Adverse Selection, Moral Hazard and the Demand for Medigap Insurance
AbstractThe size of adverse selection and moral hazard e ects in health insurance markets has important policy implications. For example, if adverse selection e ects are small while moral hazard e ects are large, conventional remedies for ineciencies created by adverse selection (e.g., mandatory insurance enrolment) may lead to substantial increases in health care spending. Unfortunately, there is no consensus on the mag- nitudes of adverse selection vs. moral hazard. This paper sheds new light on this important topic by studying the US Medigap (supplemental) health insurance market. While both adverse selection and moral hazard e ects of Medigap have been studied separately, this is the rst paper to estimate both in a uni ed econometric framework. Our results suggest there is adverse selection into Medigap, but the e ect is small. A one standard deviation increase in expenditure risk raises the probability of insur- ance purchase by 0.055. In contrast, our estimate of the moral hazard e ect is much larger.
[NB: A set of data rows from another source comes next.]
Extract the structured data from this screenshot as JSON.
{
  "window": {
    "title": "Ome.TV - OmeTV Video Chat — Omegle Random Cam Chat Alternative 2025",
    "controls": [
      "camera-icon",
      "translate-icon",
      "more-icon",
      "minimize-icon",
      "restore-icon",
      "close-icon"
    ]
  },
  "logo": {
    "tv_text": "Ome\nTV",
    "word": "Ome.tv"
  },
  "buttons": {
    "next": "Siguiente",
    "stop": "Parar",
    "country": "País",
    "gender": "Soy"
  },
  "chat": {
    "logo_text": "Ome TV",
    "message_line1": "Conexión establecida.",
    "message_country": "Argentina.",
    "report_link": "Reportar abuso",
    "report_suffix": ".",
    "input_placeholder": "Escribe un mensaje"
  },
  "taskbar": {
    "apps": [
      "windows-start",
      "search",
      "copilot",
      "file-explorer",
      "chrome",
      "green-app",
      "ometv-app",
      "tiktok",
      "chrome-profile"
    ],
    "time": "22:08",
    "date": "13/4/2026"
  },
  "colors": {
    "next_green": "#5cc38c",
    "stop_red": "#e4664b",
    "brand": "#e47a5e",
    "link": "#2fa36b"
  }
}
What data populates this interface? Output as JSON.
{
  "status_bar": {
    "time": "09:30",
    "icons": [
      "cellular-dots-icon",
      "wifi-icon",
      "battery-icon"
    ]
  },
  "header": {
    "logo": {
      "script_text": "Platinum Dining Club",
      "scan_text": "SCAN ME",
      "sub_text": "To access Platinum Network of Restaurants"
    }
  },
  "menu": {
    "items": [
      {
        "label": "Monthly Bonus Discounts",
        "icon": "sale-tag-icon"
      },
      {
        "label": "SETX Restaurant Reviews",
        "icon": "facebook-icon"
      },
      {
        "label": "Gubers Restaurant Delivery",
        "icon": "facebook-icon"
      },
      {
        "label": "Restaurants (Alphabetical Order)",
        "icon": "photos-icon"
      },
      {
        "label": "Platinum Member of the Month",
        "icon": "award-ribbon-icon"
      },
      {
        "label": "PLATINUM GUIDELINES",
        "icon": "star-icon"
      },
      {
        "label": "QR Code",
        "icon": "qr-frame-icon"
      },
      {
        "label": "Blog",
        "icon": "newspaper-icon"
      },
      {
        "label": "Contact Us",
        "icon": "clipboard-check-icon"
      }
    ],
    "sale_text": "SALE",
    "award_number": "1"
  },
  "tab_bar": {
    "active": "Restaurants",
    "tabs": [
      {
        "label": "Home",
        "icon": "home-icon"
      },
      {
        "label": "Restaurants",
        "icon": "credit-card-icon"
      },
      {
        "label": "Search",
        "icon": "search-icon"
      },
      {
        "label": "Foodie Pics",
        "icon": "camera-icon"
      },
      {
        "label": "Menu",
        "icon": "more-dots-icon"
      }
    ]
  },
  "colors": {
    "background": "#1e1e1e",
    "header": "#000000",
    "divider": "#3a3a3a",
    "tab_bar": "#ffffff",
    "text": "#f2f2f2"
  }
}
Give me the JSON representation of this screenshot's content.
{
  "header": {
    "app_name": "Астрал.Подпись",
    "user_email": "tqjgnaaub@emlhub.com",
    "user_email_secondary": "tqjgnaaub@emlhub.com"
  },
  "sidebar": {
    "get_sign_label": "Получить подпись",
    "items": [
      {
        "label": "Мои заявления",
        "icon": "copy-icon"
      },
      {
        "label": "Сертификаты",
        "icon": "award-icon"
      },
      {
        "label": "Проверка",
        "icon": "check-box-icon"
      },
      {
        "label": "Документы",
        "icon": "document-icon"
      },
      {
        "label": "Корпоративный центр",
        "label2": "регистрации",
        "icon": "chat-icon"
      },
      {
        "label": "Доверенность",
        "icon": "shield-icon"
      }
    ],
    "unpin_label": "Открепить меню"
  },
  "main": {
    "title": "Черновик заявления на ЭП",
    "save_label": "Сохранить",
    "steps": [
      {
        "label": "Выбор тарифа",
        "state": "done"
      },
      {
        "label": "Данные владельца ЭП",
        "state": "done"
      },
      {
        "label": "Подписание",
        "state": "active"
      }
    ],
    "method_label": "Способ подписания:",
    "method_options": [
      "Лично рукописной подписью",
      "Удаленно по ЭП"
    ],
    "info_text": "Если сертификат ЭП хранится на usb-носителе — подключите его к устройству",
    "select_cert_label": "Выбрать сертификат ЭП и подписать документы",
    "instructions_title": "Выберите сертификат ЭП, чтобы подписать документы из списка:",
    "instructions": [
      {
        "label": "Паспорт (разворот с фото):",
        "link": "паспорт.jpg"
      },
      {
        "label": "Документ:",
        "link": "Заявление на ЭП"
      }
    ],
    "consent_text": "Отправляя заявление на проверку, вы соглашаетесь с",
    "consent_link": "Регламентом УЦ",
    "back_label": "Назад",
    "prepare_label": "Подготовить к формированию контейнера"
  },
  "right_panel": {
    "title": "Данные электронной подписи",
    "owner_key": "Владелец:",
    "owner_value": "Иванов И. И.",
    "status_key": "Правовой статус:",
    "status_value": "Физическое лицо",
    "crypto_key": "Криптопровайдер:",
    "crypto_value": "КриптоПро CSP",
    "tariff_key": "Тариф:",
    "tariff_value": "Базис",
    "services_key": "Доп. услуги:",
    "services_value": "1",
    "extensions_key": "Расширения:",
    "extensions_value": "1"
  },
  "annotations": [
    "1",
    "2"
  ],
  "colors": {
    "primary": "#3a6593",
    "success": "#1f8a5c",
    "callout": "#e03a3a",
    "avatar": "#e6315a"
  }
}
On average, Medigap coverage increases health care expenditure by 24%.
Health insurance, adverse selection, moral hazard, health care expendi- ture